Department of Veterans Affairs, Office of Inspector General
Michael J. Missal, Inspector General

Report Summary

Title: Audit of the Non-Recurring Maintenance Program
Report Number: 13-00589-137 Download
Issue Date: 5/7/2014
City/State: Little Rock, AR
Tucson, AZ
West Palm Beach, FL
Des Moines, IA
Albany, NY
San Juan, PR
Murfreesboro, TN
Battle Creek, MI
VA Office: Veterans Health Administration (VHA)
Office of Acquisitions, Logistics, and Construction (OALC)
Office of Management
Report Author: Office of Audits and Evaluations
Report Type: Audits, Reviews & Evaluations
Release Type: Unrestricted

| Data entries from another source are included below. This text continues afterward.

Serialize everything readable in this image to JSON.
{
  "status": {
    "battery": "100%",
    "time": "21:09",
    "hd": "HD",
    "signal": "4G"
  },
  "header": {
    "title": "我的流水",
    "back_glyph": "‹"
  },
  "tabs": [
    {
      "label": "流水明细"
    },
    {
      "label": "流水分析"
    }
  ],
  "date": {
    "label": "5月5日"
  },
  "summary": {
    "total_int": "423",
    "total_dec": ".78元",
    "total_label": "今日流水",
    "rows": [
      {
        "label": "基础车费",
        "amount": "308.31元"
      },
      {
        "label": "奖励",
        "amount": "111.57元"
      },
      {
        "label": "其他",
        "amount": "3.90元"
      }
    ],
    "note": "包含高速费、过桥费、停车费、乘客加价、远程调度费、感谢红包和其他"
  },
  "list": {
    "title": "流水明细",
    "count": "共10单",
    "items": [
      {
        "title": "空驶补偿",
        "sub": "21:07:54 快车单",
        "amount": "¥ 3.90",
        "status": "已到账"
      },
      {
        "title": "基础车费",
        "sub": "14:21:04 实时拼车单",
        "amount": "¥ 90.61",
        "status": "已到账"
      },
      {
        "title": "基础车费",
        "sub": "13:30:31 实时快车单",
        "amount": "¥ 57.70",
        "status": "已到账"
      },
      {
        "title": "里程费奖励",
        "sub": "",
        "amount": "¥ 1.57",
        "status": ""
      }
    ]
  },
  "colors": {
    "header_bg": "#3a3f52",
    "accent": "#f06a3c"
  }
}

OIG conducted this audit to access how effectively Veterans Health Administration’s (VHA’s) Non-Recurring Maintenance (NRM) Program addressed its most significant maintenance needs. Expenditures increased from about $824 million in FY 2008 to $1.8 billion in FY 2013. During this same period, VHA’s reported their facility maintenance backlog increased from $7.2 billion to $10.7 billion. We found that VHA needs to increase the effectiveness of its NRM program. VA established an annual goal of reducing its overall maintenance backlog by 9.5 percent and had reasonable assurance that the NRM program funds were used for allowable NRM purposes. However, VHA did not have an adequate process to track how much of the over $1.8 billion NRM funds the medical facilities spent to address its nearly $10.7 billion identified facility maintenance backlog. VHA’s Facility Condition Assessment (FCA) inadequately assessed risks to patient safety and underestimated repair costs by $12.3 billion. Lastly, 74 of the 150 NRM construction projects reviewed were not completed within 1 year of their initial planned completion date. This occurred because VHA did not have an adequate process to track their NRM project expenses and adequately monitor expected results. VHA’s FCA did not assess patient safety risks and provide reasonable cost estimates for identified maintenance deficiencies. Additionally, VHA does not routinely monitor NRM project schedules. As a result, VHA has not been able to adequately identify how it is using NRM funds to achieve program goals or ensure projects are prioritized to correct significant maintenance deficiencies, including serious patient safety issues. In addition, VHA cannot ensure that their annual NRM budget requests are accurate or that they are taking timely corrective actions on NRM projects that miss project milestones. We recommended the Under Secretary for Health, the Executive in Charge for the Office of Management and Chief Financial Officer, and the Principal Executive Director, Office of Acquisition, Logistics, and Construction, standardize NRM accounting procedures, provide program guidance, assign risk levels, estimate more accurate repair costs, and monitor NRM project milestones. VA officials concurred with our recommendations and submitted acceptable corrective action plans.